Multiple partnering organizations came together to collect a total of 1,001 tires along the future extension of the Ghost Town Trail on Saturday, March 25th. The event was a collaboration between the Cambria County Conservation & Recreation Authority, the Cambria County Conservation District, Boy Scout Troop #115, Mountain Laurel Chapter of Trout Unlimited, Saint Francis University Environmental Engineering Club, and many other community volunteers. A total of 40 volunteers came out for the event.
The tire cleanup was funded by Keep Pennsylvania Beautiful’s 25 in 25 Grant Program, in conjunction with Keep Cambria County Beautiful, as well as the Bridgestone Tires4Ward program. Transporting the tires to a recycling facility and recycling the tires is quite costly, but this funding has made it possible. Additionally, as part of the Fugitive Tire Program, the Boy Scout Troop was given a donation of 50 cents per tire they collected.

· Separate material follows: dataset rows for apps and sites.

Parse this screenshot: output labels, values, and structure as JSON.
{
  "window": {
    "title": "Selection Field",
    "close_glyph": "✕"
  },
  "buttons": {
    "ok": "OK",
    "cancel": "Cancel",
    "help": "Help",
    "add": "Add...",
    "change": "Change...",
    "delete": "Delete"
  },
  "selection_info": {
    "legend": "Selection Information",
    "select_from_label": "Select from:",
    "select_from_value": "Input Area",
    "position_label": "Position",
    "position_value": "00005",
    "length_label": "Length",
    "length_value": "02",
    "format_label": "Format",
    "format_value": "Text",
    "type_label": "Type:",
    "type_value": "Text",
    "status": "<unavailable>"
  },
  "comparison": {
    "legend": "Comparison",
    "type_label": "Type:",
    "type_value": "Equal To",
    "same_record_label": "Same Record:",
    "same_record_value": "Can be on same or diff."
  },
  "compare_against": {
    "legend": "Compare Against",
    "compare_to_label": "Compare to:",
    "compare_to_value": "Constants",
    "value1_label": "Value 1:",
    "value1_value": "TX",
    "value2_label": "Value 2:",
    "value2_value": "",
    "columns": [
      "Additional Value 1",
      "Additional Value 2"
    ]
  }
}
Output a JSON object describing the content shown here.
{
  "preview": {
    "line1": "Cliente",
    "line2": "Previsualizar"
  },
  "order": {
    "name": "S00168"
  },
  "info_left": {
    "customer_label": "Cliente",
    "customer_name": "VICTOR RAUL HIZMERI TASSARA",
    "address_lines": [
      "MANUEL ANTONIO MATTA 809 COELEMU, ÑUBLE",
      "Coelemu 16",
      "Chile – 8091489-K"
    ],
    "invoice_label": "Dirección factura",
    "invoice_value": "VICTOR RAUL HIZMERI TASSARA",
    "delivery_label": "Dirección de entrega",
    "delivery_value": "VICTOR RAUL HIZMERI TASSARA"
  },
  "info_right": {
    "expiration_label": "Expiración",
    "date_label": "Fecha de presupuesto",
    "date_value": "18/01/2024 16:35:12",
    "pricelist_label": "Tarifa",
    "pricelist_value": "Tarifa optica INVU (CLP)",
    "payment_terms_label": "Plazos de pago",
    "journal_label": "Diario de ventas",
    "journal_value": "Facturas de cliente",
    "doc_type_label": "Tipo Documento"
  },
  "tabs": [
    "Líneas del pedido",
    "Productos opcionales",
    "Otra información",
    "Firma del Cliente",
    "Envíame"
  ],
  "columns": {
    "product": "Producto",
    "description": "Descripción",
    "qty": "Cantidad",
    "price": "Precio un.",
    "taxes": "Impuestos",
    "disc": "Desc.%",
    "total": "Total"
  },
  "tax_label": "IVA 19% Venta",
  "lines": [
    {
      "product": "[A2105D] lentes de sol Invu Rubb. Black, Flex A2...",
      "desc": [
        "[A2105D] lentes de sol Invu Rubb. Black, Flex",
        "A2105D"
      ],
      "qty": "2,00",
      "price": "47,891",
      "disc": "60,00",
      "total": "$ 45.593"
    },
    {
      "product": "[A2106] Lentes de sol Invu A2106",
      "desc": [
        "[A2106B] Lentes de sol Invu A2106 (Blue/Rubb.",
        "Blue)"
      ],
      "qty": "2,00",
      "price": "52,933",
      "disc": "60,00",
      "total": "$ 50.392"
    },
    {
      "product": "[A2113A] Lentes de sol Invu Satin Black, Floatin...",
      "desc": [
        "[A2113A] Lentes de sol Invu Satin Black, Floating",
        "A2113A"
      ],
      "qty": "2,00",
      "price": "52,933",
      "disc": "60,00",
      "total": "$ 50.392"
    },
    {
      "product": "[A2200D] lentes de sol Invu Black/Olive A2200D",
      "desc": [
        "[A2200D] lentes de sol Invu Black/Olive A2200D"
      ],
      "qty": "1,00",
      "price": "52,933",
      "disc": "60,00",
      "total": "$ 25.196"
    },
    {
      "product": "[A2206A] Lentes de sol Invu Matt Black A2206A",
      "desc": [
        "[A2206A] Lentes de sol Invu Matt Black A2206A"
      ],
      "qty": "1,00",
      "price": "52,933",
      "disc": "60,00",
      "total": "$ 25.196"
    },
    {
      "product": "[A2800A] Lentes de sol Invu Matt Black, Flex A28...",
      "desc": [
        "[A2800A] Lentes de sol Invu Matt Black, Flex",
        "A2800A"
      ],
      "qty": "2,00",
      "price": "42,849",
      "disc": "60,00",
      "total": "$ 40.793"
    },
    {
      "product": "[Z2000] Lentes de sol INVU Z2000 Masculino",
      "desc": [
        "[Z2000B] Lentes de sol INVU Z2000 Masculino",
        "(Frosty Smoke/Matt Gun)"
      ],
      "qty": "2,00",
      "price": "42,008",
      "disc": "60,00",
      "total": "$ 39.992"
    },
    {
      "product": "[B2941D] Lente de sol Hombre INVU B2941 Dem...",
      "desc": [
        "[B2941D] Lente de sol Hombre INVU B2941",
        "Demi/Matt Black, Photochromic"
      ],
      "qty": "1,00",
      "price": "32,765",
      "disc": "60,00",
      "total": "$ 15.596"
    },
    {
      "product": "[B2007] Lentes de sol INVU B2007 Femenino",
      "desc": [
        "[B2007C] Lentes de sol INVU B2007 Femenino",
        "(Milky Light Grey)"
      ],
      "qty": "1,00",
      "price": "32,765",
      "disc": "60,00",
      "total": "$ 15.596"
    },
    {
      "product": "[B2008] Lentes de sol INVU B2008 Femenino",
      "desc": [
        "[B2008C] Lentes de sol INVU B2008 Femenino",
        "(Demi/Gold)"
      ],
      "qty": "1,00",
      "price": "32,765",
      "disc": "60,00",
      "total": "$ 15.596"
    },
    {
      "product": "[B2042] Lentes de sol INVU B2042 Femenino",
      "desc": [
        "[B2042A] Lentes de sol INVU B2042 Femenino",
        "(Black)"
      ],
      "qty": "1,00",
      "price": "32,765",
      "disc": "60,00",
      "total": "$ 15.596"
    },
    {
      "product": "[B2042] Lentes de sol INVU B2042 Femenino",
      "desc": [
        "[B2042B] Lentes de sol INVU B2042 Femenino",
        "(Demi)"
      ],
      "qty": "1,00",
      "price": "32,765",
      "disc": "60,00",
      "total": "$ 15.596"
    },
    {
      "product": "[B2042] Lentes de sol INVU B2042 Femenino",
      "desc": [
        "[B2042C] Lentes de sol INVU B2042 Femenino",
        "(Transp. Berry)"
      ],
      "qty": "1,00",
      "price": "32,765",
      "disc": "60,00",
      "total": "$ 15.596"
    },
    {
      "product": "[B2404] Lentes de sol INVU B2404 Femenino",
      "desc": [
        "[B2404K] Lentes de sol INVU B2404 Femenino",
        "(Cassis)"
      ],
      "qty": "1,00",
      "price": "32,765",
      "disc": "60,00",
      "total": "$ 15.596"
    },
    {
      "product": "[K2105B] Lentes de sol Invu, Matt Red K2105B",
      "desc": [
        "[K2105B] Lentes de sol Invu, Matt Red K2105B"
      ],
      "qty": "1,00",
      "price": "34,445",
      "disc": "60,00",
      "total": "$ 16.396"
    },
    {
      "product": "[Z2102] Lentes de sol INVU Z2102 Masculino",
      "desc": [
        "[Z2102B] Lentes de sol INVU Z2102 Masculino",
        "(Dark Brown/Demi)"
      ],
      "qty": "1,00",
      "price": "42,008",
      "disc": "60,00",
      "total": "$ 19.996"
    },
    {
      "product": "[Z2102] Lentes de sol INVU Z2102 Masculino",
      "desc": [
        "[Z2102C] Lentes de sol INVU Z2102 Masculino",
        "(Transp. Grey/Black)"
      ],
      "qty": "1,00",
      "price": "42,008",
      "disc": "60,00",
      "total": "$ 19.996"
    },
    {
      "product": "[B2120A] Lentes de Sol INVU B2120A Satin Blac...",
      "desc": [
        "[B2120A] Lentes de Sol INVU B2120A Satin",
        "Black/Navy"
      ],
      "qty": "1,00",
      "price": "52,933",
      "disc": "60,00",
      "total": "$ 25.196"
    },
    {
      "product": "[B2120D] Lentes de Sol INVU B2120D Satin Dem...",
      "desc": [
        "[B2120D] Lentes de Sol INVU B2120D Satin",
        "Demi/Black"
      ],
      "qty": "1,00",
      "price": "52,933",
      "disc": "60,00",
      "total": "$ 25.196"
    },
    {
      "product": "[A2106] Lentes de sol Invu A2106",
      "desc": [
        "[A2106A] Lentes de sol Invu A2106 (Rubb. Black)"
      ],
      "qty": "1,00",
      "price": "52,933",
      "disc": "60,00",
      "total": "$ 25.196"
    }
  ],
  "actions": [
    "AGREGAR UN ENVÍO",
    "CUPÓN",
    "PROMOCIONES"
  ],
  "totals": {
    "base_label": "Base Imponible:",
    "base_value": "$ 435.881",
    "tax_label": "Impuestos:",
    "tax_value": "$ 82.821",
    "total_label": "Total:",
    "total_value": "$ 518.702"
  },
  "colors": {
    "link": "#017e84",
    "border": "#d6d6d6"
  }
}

The cleanup project will help to eliminate those tires that would detract from the natural beauty that surrounds the future Ghost Town Trail extension and otherwise pose a threat to the wildlife and fragile ecosystem of the south branch of Blacklick Creek. The estimated 800 tires have sat along the C and I railroad corridor, which is the path of the trail extension, for over 50 years as a junkyard used to exist along the corridor. Blacklick Creek follows the trail on this portion, and tires exist on both sides. The tires will be recycled into reusable material such as rubber mulch, playground turf, or athletic turf.
The property is on a hillside that drops over a wooded bank to the railroad and them a second even steeper bank to the creek bottom. Butch Kerchenske and other volunteers from the Mountain Laurel Chapter of Trout Unlimited installed a cable system to hoist the lowest tires up to the rail road grade with powered capstan mounted to a pick-up truck towing hitch. He also cleared about a quarter mile of overhanging brush off the rail line to allow truck to access the pick-up area. The tires that were directly above the RR grade were rolled, dragged, and lowered to the railroad bed where they were loaded onto pick-up trucks and trailers. The vast majority of tires still contained rims, which made them twice as heavy. Multicomm of Hollidaysburg donated the use of their rigger to help loosen the tires.
The current Ghost Town Trail extension project, which follows the C and I railroad corridor from White Mill to Cardiff, stops prior to where the cleanup will take place. The tires line the future Ghost Town Trail extension portion that will eventually connect back to the current Ghost Town Trail in Cambria Twp. The CCCRA is currently seeking funding to complete this extension, which will be the first continuous loop rail-trail in the U.S. when finished.
Keep Pennsylvania Beautiful awarded twenty-five grants of up to $1,000 to tax exempt groups for community improvement projects in their three focus areas of ‘Prevent It, Clean It, or Keep It.’ The winning projects are representative of all the different ways we can individually and collectively improve our communities.
The Bridgestone Tires4Ward program was founded on the vision of achieving a waste-free tire industry. For every tire Bridgestone sells in the U.S., Bridgestone’s goal is to ensure that one spent tire means another will go to a valuable purpose. Bridgestone’s company-owned retail stores recycle 100 percent of the spent tires they remove from vehicles. Last year alone, Bridgestone retail stores saved more than 10 million spent tires from the landfill.